++++ Extracted material
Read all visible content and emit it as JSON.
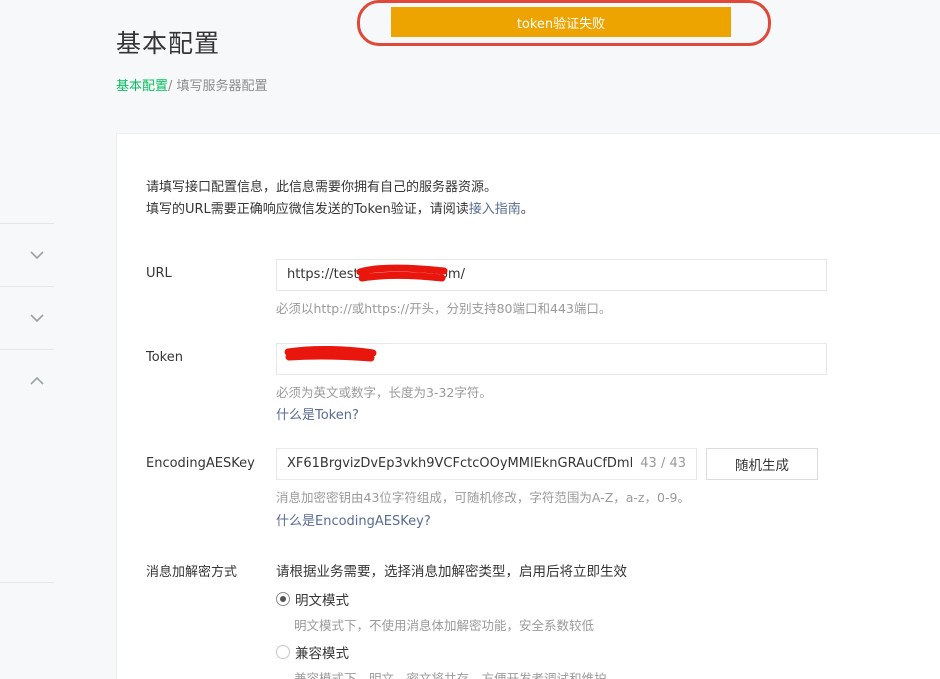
{
  "header": {
    "title": "基本配置",
    "breadcrumb_active": "基本配置",
    "breadcrumb_rest": "/ 填写服务器配置"
  },
  "toast": {
    "message": "token验证失败"
  },
  "intro": {
    "line1": "请填写接口配置信息，此信息需要你拥有自己的服务器资源。",
    "line2_prefix": "填写的URL需要正确响应微信发送的Token验证，请阅读",
    "line2_link": "接入指南",
    "line2_suffix": "。"
  },
  "form": {
    "url": {
      "label": "URL",
      "value": "https://test.",
      "value_suffix": ".com/",
      "hint": "必须以http://或https://开头，分别支持80端口和443端口。"
    },
    "token": {
      "label": "Token",
      "value": "",
      "hint": "必须为英文或数字，长度为3-32字符。",
      "help_link": "什么是Token?"
    },
    "aes_key": {
      "label": "EncodingAESKey",
      "value": "XF61BrgvizDvEp3vkh9VCFctcOOyMMlEknGRAuCfDml",
      "count": "43 / 43",
      "generate_button": "随机生成",
      "hint": "消息加密密钥由43位字符组成，可随机修改，字符范围为A-Z，a-z，0-9。",
      "help_link": "什么是EncodingAESKey?"
    },
    "encryption": {
      "label": "消息加解密方式",
      "description": "请根据业务需要，选择消息加解密类型，启用后将立即生效",
      "options": [
        {
          "label": "明文模式",
          "hint": "明文模式下，不使用消息体加解密功能，安全系数较低",
          "selected": true
        },
        {
          "label": "兼容模式",
          "hint": "兼容模式下，明文、密文将共存，方便开发者调试和维护",
          "selected": false
        }
      ]
    }
  },
  "colors": {
    "accent_green": "#07c160",
    "link_blue": "#576b95",
    "toast_bg": "#eda300",
    "annotation_red": "#e0493a"
  }
}
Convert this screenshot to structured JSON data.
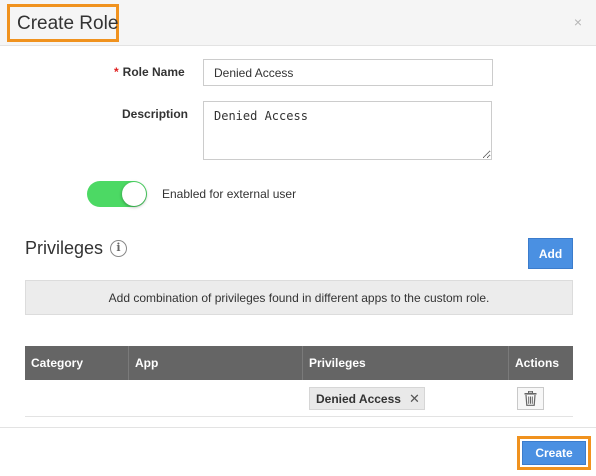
{
  "dialog": {
    "title": "Create Role",
    "close_icon": "close-icon",
    "close_glyph": "×"
  },
  "form": {
    "role_name_label": "Role Name",
    "required_marker": "*",
    "role_name_value": "Denied Access",
    "description_label": "Description",
    "description_value": "Denied Access",
    "external_toggle_label": "Enabled for external user",
    "external_toggle_on": true
  },
  "privileges": {
    "title": "Privileges",
    "info_glyph": "i",
    "add_label": "Add",
    "banner_text": "Add combination of privileges found in different apps to the custom role.",
    "columns": [
      "Category",
      "App",
      "Privileges",
      "Actions"
    ],
    "rows": [
      {
        "category": "",
        "app": "",
        "privilege": "Denied Access",
        "remove_glyph": "✕",
        "action_icon": "trash-icon"
      }
    ]
  },
  "footer": {
    "create_label": "Create"
  },
  "colors": {
    "accent": "#4a90e2",
    "highlight": "#f0921e",
    "toggle_on": "#4cd964",
    "table_header": "#656565",
    "required": "#e02020"
  }
}
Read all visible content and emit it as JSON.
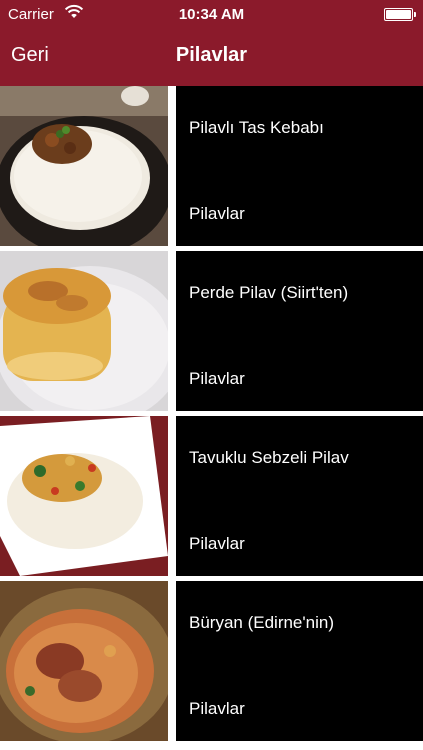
{
  "status_bar": {
    "carrier": "Carrier",
    "time": "10:34 AM"
  },
  "nav": {
    "back_label": "Geri",
    "title": "Pilavlar",
    "bar_color": "#8b1a2b"
  },
  "items": [
    {
      "name": "Pilavlı Tas Kebabı",
      "category": "Pilavlar"
    },
    {
      "name": "Perde Pilav (Siirt'ten)",
      "category": "Pilavlar"
    },
    {
      "name": "Tavuklu Sebzeli Pilav",
      "category": "Pilavlar"
    },
    {
      "name": "Büryan (Edirne'nin)",
      "category": "Pilavlar"
    }
  ]
}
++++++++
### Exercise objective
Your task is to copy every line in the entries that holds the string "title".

### Task response
    "title": "基本配置",
    "title": "Create Role",
    "title": "Privileges",
    "title": "Pilavlar",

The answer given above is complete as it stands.